Over the past thirty years Mark has conducted many neglected baroque masterpieces such as Melani’s Girello, Pallavicino’s Bassiano and Leo’s Demofoonte (all at the International Vadstena Academy) as well as the standard operatic repertoire from Figaro to Die Fledermaus and Falstaff. His performances are always characterised by scrupulous musical and vocal preparation, rhythmic vitality and close attention to the declamation of the sung text. His concert work encompasses a wide repertoire including a much-acclaimed performance of Handel’s Messiah in April 2010 with the Turku Philharmonic Orchestra and Choir. As a chamber musician, on the harpsichord, fortepiano and pianoforte, he has a long-term collaboration with soprano Susanne Rydén, resulting in many concerts, tours and recordings.

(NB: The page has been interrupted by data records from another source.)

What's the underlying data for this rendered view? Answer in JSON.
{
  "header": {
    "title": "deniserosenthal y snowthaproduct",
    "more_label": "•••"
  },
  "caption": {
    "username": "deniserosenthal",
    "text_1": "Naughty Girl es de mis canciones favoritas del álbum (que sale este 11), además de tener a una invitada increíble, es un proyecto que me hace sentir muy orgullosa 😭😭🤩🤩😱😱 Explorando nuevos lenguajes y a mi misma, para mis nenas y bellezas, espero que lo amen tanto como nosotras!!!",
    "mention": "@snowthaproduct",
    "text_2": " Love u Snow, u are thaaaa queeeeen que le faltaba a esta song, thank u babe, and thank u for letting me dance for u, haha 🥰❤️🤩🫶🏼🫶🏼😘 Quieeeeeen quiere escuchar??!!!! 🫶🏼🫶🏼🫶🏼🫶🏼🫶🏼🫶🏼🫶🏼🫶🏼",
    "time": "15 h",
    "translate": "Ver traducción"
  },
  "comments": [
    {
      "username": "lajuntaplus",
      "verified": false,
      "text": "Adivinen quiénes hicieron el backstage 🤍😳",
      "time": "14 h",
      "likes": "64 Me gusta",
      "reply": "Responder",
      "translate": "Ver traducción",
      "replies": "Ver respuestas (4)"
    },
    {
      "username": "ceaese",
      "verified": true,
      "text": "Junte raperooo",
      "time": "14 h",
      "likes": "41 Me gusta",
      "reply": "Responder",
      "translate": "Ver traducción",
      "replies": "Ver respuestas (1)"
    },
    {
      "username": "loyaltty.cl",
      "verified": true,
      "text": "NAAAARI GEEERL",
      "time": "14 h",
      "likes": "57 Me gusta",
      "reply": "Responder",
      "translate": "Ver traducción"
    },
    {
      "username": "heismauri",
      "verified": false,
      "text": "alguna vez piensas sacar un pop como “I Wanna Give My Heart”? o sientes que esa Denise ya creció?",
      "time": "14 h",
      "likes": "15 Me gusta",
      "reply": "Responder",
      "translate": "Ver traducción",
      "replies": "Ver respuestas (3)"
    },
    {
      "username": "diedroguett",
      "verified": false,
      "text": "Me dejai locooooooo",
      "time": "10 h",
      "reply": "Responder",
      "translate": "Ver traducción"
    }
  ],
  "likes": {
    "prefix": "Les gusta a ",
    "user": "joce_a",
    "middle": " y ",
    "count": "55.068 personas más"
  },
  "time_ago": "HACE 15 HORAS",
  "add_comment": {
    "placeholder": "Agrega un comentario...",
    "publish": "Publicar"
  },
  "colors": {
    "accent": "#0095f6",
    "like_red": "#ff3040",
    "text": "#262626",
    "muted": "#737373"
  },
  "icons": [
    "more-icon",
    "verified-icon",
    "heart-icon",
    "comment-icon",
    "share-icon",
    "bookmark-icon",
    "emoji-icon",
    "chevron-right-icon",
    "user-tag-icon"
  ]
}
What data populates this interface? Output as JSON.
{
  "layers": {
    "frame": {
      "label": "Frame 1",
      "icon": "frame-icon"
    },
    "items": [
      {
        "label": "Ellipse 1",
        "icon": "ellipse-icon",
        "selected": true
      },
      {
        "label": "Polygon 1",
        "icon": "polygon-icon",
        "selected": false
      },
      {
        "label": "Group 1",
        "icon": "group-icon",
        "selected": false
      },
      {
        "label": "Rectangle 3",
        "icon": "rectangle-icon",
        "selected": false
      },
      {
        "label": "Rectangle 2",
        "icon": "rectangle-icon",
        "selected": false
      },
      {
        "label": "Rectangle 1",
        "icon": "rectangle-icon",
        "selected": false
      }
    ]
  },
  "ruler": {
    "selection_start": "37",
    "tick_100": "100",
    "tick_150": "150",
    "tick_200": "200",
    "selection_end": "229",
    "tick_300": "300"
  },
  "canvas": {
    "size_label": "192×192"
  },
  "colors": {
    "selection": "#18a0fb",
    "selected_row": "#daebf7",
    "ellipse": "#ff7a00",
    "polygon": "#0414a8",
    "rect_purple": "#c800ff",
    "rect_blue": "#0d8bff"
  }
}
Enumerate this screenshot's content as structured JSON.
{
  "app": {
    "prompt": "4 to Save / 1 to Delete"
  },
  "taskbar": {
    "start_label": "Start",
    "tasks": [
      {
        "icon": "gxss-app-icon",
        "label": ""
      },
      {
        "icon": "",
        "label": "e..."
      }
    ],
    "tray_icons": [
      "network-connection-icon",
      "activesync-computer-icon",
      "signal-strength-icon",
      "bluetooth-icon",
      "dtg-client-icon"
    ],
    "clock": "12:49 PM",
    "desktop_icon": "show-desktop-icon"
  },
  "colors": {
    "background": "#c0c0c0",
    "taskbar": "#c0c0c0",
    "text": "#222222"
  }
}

Mark’s engagement with the education of young musicians has spanned his entire career, from the Education Project of Kent Opera in the 1980s, via Director of Music at St Paul’s School in London 1996-2003, to the University College of Opera, Stockholm, where he became Professor of Musical Studies in 2002 and Pro-Rektor in 2009.
He is concurrently Artistic Advisor to Scandinavia’s only specialist music school, Lilla Akademien (the Junior Academy in Stockholm), where he has been involved from its inception in the 1990s to today. In all educational endeavours Mark works to pass on musical insights to the next generation empowering students to experience great music prepared to the highest levels. His identification with the needs of young singers and musicians motivates the collaboration at tertiary level between Drottningholm and the University College of Opera (The Drottningholm Young Artists’ Programme), and at secondary level, to rehearse and conduct the Lilla Akademien senior school orchestras, directing them in many prestigious concerts, foreign tours and national television broadcasts such as the 2009 Polar Prize awarded to Maestro José Antonio Abreu and Mr Peter Gabriel.
Mark serves on the boards of the Research Centre for Opera and Technology, a collaborative research group based at The Royal Institute of Technology in Stockholm (KTH) and Klaverens Hus, a museum dedicated to the preservation of Swedish historical keyboard instruments. He was awarded the honorary medal of the Friends of Drottningholms Slottsteater in 1996, and the Wallenstam Prize in 2008.